Records from a data collection
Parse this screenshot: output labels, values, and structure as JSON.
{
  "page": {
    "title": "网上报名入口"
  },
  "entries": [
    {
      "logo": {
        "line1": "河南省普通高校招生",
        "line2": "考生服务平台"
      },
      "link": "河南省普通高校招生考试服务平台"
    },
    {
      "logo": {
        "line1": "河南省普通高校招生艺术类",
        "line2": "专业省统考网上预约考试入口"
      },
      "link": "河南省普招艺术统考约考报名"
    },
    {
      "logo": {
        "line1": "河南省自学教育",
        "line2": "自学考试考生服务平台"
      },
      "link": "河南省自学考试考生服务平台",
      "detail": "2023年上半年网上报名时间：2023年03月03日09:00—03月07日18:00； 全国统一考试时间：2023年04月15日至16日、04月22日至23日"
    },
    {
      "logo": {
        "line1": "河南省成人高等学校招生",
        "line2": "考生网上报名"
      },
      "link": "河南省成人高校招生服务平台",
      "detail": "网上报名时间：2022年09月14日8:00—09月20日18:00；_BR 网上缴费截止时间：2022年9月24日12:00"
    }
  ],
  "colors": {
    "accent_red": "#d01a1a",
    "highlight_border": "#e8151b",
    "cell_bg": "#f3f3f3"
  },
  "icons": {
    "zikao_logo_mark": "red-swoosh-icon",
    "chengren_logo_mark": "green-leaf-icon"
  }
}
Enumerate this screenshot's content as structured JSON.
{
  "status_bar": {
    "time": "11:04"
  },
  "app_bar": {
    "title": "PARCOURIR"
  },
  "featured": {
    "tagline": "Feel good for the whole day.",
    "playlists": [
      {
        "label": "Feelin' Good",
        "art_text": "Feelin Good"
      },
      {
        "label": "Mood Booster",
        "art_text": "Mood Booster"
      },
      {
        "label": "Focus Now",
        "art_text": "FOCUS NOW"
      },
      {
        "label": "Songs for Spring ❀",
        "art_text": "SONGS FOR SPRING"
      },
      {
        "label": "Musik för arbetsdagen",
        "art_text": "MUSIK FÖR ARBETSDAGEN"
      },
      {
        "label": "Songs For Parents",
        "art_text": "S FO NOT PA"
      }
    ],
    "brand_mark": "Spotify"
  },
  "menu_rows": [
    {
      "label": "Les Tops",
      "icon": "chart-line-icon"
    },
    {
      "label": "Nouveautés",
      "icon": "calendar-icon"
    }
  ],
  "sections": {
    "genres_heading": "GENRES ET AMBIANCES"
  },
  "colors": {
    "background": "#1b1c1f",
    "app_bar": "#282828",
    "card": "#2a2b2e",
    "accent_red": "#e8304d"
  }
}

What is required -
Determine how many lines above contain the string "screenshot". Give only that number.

Solution for this task -
2